> [REQUIREMENT]:
From the entries that follow, extract each line holding the string "this".

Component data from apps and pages
--- START ---
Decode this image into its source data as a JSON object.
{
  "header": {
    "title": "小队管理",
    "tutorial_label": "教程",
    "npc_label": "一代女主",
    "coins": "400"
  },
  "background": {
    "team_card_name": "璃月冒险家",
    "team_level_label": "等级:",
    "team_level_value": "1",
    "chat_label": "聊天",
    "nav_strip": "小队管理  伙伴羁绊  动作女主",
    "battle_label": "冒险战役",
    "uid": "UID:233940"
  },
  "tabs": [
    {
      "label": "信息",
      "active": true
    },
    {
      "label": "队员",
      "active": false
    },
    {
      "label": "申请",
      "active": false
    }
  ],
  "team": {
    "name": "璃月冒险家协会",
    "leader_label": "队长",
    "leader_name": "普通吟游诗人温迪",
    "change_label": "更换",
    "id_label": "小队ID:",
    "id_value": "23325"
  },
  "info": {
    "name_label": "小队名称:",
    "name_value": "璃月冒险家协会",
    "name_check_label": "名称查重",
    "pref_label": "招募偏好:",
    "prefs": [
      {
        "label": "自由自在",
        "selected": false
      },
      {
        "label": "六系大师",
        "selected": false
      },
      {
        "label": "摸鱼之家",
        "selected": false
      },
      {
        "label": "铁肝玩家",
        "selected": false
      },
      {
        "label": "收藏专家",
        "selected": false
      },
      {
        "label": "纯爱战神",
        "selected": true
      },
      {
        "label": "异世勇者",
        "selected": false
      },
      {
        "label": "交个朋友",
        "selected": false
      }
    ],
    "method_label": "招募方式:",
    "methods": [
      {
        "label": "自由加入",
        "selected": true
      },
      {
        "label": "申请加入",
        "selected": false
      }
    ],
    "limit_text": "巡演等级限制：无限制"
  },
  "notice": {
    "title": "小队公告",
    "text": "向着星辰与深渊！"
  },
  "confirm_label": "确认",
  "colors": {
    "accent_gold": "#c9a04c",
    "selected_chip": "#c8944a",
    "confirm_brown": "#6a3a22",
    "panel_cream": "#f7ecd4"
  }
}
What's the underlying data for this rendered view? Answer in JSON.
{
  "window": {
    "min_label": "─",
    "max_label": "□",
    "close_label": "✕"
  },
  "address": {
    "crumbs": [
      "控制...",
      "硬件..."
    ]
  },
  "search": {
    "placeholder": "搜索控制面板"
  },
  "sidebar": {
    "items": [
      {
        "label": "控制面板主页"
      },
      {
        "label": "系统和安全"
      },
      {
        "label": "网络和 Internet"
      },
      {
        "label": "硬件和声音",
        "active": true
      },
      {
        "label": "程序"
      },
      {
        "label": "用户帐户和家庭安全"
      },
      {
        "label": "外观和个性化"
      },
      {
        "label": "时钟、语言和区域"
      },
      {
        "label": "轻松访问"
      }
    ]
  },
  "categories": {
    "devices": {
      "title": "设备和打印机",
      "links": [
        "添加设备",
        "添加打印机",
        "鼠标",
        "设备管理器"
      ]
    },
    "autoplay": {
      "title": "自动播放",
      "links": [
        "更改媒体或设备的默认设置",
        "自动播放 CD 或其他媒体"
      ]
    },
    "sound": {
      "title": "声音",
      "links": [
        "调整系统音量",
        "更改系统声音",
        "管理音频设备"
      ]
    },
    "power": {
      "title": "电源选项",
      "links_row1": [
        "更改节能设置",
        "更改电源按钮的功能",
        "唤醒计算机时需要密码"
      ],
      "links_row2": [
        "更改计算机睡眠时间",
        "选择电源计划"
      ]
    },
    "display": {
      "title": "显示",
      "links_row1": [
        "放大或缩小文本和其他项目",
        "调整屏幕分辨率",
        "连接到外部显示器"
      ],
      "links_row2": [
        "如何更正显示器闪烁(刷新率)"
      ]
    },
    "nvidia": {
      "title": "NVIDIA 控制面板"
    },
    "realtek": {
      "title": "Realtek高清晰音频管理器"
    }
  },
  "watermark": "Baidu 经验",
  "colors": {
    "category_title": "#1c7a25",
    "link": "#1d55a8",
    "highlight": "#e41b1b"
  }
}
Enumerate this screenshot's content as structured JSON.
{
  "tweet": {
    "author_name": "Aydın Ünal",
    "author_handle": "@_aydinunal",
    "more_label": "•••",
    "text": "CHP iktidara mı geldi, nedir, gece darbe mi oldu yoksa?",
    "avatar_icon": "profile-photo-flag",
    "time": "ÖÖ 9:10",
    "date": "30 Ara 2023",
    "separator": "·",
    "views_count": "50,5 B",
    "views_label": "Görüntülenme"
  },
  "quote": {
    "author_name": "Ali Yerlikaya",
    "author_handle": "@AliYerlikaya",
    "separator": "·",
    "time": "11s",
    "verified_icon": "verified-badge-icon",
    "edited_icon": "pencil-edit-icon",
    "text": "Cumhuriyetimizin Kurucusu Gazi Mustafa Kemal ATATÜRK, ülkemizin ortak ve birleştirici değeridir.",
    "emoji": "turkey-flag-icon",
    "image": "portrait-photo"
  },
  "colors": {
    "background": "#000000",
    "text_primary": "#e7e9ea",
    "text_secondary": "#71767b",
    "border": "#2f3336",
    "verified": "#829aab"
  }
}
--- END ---
> [ANSWER SPACE]:
Decode this image into its source data as a JSON object.
What's the underlying data for this rendered view? Answer in JSON.
Enumerate this screenshot's content as structured JSON.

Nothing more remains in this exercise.